A lot of things make us shake our heads, and it’s probably the same with you. This time it’s hypocrisy from none other than ultra-genius investor Warren Buffett. You may recall, Buffett, one of President Barack Obama’s “core economic advisors, ” jumped on the president’s tax-fairness bandwagon. In fact, in 2011, the White House, in its zeal to raise taxes, named a policy the “Buffett Rule.” It was written to prohibit the “wealthy” from claiming myriad (but still legal) tax breaks. Buffett went so far as to say he shouldn’t be paying a lower tax rate than his secretary is paying. Fast forward to today: Buffett and his company, Berkshire Hathaway, are helping to finance Burger King’s acquisition of Canada-based Tim Horton’s for a reported $12.5 billion. The deal will allow Burger King to reincorporate in Canada, and, theoretically, lower its tax bill.
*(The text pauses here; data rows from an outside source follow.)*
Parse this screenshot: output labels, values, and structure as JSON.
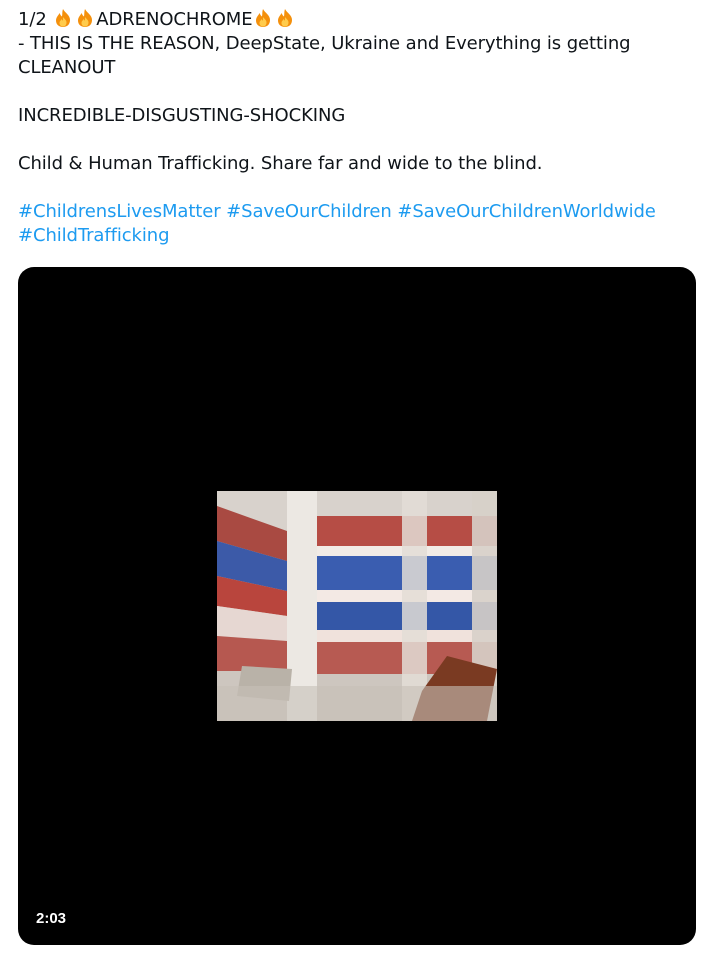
{
  "tweet": {
    "line1_prefix": "1/2 ",
    "line1_title": "ADRENOCHROME",
    "line2": "- THIS IS THE REASON, DeepState, Ukraine and Everything is getting",
    "line3": "CLEANOUT",
    "line4": "INCREDIBLE-DISGUSTING-SHOCKING",
    "line5": "Child & Human Trafficking. Share far and wide to the blind.",
    "hashtags": [
      "#ChildrensLivesMatter",
      "#SaveOurChildren",
      "#SaveOurChildrenWorldwide",
      "#ChildTrafficking"
    ],
    "emoji_icon": "fire-emoji"
  },
  "video": {
    "duration": "2:03",
    "background_color": "#000000"
  },
  "colors": {
    "text": "#0f1419",
    "link": "#1d9bf0"
  }
}
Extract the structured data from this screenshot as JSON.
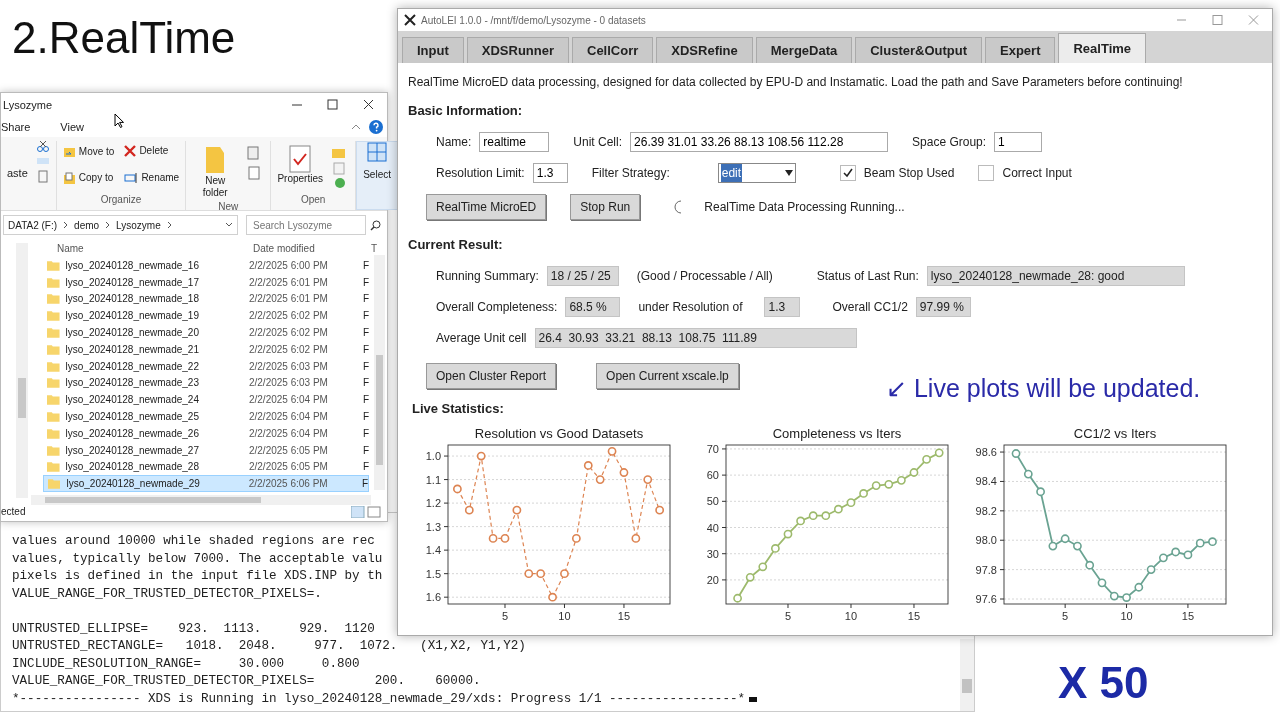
{
  "slide_title": "2.RealTime",
  "explorer": {
    "title": "Lysozyme",
    "menu": [
      "Share",
      "View"
    ],
    "ribbon": {
      "clipboard": "aste",
      "groups": [
        {
          "label": "Organize",
          "buttons": [
            {
              "kind": "move",
              "text": "Move to"
            },
            {
              "kind": "delete",
              "text": "Delete"
            },
            {
              "kind": "copy",
              "text": "Copy to"
            },
            {
              "kind": "rename",
              "text": "Rename"
            }
          ]
        },
        {
          "label": "New",
          "buttons": [
            {
              "kind": "folder",
              "text": "New folder"
            }
          ]
        },
        {
          "label": "Open",
          "buttons": [
            {
              "kind": "properties",
              "text": "Properties"
            }
          ]
        }
      ],
      "select": "Select"
    },
    "path": [
      "DATA2 (F:)",
      "demo",
      "Lysozyme"
    ],
    "search": {
      "placeholder": "Search Lysozyme"
    },
    "columns": [
      "Name",
      "Date modified",
      "T"
    ],
    "rows": [
      {
        "name": "lyso_20240128_newmade_16",
        "date": "2/2/2025 6:00 PM",
        "type": "F",
        "selected": false
      },
      {
        "name": "lyso_20240128_newmade_17",
        "date": "2/2/2025 6:01 PM",
        "type": "F",
        "selected": false
      },
      {
        "name": "lyso_20240128_newmade_18",
        "date": "2/2/2025 6:01 PM",
        "type": "F",
        "selected": false
      },
      {
        "name": "lyso_20240128_newmade_19",
        "date": "2/2/2025 6:02 PM",
        "type": "F",
        "selected": false
      },
      {
        "name": "lyso_20240128_newmade_20",
        "date": "2/2/2025 6:02 PM",
        "type": "F",
        "selected": false
      },
      {
        "name": "lyso_20240128_newmade_21",
        "date": "2/2/2025 6:02 PM",
        "type": "F",
        "selected": false
      },
      {
        "name": "lyso_20240128_newmade_22",
        "date": "2/2/2025 6:03 PM",
        "type": "F",
        "selected": false
      },
      {
        "name": "lyso_20240128_newmade_23",
        "date": "2/2/2025 6:03 PM",
        "type": "F",
        "selected": false
      },
      {
        "name": "lyso_20240128_newmade_24",
        "date": "2/2/2025 6:04 PM",
        "type": "F",
        "selected": false
      },
      {
        "name": "lyso_20240128_newmade_25",
        "date": "2/2/2025 6:04 PM",
        "type": "F",
        "selected": false
      },
      {
        "name": "lyso_20240128_newmade_26",
        "date": "2/2/2025 6:04 PM",
        "type": "F",
        "selected": false
      },
      {
        "name": "lyso_20240128_newmade_27",
        "date": "2/2/2025 6:05 PM",
        "type": "F",
        "selected": false
      },
      {
        "name": "lyso_20240128_newmade_28",
        "date": "2/2/2025 6:05 PM",
        "type": "F",
        "selected": false
      },
      {
        "name": "lyso_20240128_newmade_29",
        "date": "2/2/2025 6:06 PM",
        "type": "F",
        "selected": true
      }
    ],
    "status": "ected"
  },
  "terminal": {
    "lines": [
      "values around 10000 while shaded regions are rec",
      "values, typically below 7000. The acceptable valu",
      "pixels is defined in the input file XDS.INP by th",
      "VALUE_RANGE_FOR_TRUSTED_DETECTOR_PIXELS=.",
      "UNTRUSTED_ELLIPSE=    923.  1113.     929.  1120",
      "UNTRUSTED_RECTANGLE=   1018.  2048.     977.  1072.   (X1,X2, Y1,Y2)",
      "INCLUDE_RESOLUTION_RANGE=     30.000     0.800",
      "VALUE_RANGE_FOR_TRUSTED_DETECTOR_PIXELS=        200.    60000.",
      "*---------------- XDS is Running in lyso_20240128_newmade_29/xds: Progress 1/1 -----------------*"
    ]
  },
  "app": {
    "title": "AutoLEI 1.0.0 - /mnt/f/demo/Lysozyme - 0 datasets",
    "tabs": [
      {
        "label": "Input",
        "selected": false
      },
      {
        "label": "XDSRunner",
        "selected": false
      },
      {
        "label": "CellCorr",
        "selected": false
      },
      {
        "label": "XDSRefine",
        "selected": false
      },
      {
        "label": "MergeData",
        "selected": false
      },
      {
        "label": "Cluster&Output",
        "selected": false
      },
      {
        "label": "Expert",
        "selected": false
      },
      {
        "label": "RealTime",
        "selected": true
      }
    ],
    "intro": "RealTime MicroED data processing, designed for data collected by EPU-D and Instamatic. Load the path and Save Parameters before continuing!",
    "basic_heading": "Basic Information:",
    "basic_rows": [
      [
        {
          "kind": "input",
          "label": "Name:",
          "value": "realtime"
        },
        {
          "kind": "input",
          "label": "Unit Cell:",
          "value": "26.39 31.01 33.26 88.13 108.56 112.28"
        },
        {
          "kind": "input",
          "label": "Space Group:",
          "value": "1"
        }
      ],
      [
        {
          "kind": "input",
          "label": "Resolution Limit:",
          "value": "1.3"
        },
        {
          "kind": "select",
          "label": "Filter Strategy:",
          "value": "edit"
        },
        {
          "kind": "checkbox",
          "label": "Beam Stop Used",
          "checked": true
        },
        {
          "kind": "checkbox",
          "label": "Correct Input",
          "checked": false
        }
      ]
    ],
    "run_buttons": [
      "RealTime MicroED",
      "Stop Run"
    ],
    "run_status": "RealTime Data Processing Running...",
    "result_heading": "Current Result:",
    "result_rows": [
      [
        {
          "kind": "label",
          "text": "Running Summary:"
        },
        {
          "kind": "readout",
          "text": "18 / 25 / 25"
        },
        {
          "kind": "label",
          "text": "(Good / Processable / All)"
        },
        {
          "kind": "label",
          "text": "Status of Last Run:"
        },
        {
          "kind": "readout",
          "text": "lyso_20240128_newmade_28: good"
        }
      ],
      [
        {
          "kind": "label",
          "text": "Overall Completeness:"
        },
        {
          "kind": "readout",
          "text": "68.5 %"
        },
        {
          "kind": "label",
          "text": "under Resolution of"
        },
        {
          "kind": "readout",
          "text": "1.3"
        },
        {
          "kind": "label",
          "text": "Overall CC1/2"
        },
        {
          "kind": "readout",
          "text": "97.99 %"
        }
      ],
      [
        {
          "kind": "label",
          "text": "Average Unit cell"
        },
        {
          "kind": "readout",
          "text": "26.4  30.93  33.21  88.13  108.75  111.89"
        }
      ]
    ],
    "result_buttons": [
      "Open Cluster Report",
      "Open Current xscale.lp"
    ],
    "stats_heading": "Live Statistics:",
    "charts": [
      {
        "chart_data": {
          "type": "line",
          "title": "Resolution vs Good Datasets",
          "x": [
            1,
            2,
            3,
            4,
            5,
            6,
            7,
            8,
            9,
            10,
            11,
            12,
            13,
            14,
            15,
            16,
            17,
            18
          ],
          "grid": true,
          "series": [
            {
              "color": "#dd8452",
              "line_style": "dashed",
              "marker": "o",
              "values": [
                1.14,
                1.23,
                1.0,
                1.35,
                1.35,
                1.23,
                1.5,
                1.5,
                1.6,
                1.5,
                1.35,
                1.04,
                1.1,
                0.98,
                1.07,
                1.35,
                1.1,
                1.23
              ]
            }
          ],
          "xlim": [
            0.21,
            18.87
          ],
          "ylim": [
            1.629,
            0.953
          ],
          "xticks": [
            5,
            10,
            15
          ],
          "yticks": [
            {
              "value": 1.0,
              "label": "1.0"
            },
            1.1,
            1.2,
            1.3,
            1.4,
            1.5,
            1.6
          ]
        }
      },
      {
        "chart_data": {
          "type": "line",
          "title": "Completeness vs Iters",
          "x": [
            1,
            2,
            3,
            4,
            5,
            6,
            7,
            8,
            9,
            10,
            11,
            12,
            13,
            14,
            15,
            16,
            17
          ],
          "grid": true,
          "series": [
            {
              "color": "#9dba6c",
              "line_style": "solid",
              "marker": "o",
              "values": [
                13,
                21,
                25,
                32,
                37.5,
                42.5,
                44.5,
                44.5,
                47,
                49.5,
                53,
                56,
                56.5,
                58,
                61,
                66,
                68.5
              ]
            }
          ],
          "xlim": [
            0.08,
            17.7
          ],
          "ylim": [
            10.8,
            71.5
          ],
          "xticks": [
            5,
            10,
            15
          ],
          "yticks": [
            20,
            30,
            40,
            50,
            60,
            70
          ]
        }
      },
      {
        "chart_data": {
          "type": "line",
          "title": "CC1/2 vs Iters",
          "x": [
            1,
            2,
            3,
            4,
            5,
            6,
            7,
            8,
            9,
            10,
            11,
            12,
            13,
            14,
            15,
            16,
            17
          ],
          "grid": true,
          "series": [
            {
              "color": "#6aa392",
              "line_style": "solid",
              "marker": "o",
              "values": [
                98.59,
                98.45,
                98.33,
                97.96,
                98.01,
                97.96,
                97.83,
                97.71,
                97.62,
                97.61,
                97.68,
                97.8,
                97.88,
                97.92,
                97.9,
                97.98,
                97.99
              ]
            }
          ],
          "xlim": [
            0.02,
            18.1
          ],
          "ylim": [
            97.566,
            98.648
          ],
          "xticks": [
            5,
            10,
            15
          ],
          "yticks": [
            97.6,
            97.8,
            {
              "value": 98.0,
              "label": "98.0"
            },
            98.2,
            98.4,
            98.6
          ]
        }
      }
    ]
  },
  "annotation": "↙ Live plots will be updated.",
  "multiplier": "X 50"
}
This move, more commonly referred to as tax inversion, has been heavily criticized by the White House in the past, calling it an “unpatriotic tax loophole.” Remember that? Buffett’s company says it will pay the U.S. corporate tax rate on any income it receives from this deal. However, if the corporation’s new tax rate is lower as a result of this deal, and all things being equal, Buffett will earn more than if this company was domiciled in the U.S. Even though he says he’ll pay the U.S. rate, it will be against a larger number as a result of the potential savings in taxes. Bottom line, he makes more money because of the new tax structure.  As usual, the liberals just love rules that apply to others, but never to themselves.

* * *

Actors Theatre of Indiana, which we proudly sponsor, has something for everyone in its 2014-15 season, including My Fair Lady, Chita – A Legendary Celebration, Pete ‘n’ Keely, A Year with the Frog and Toad, The 39 Steps and Xanadu. We urge you to take in a performance (or more) at The Studio Theatre on the campus of The Center for the Performing Arts. For ticket information, call 669-7983.

Share.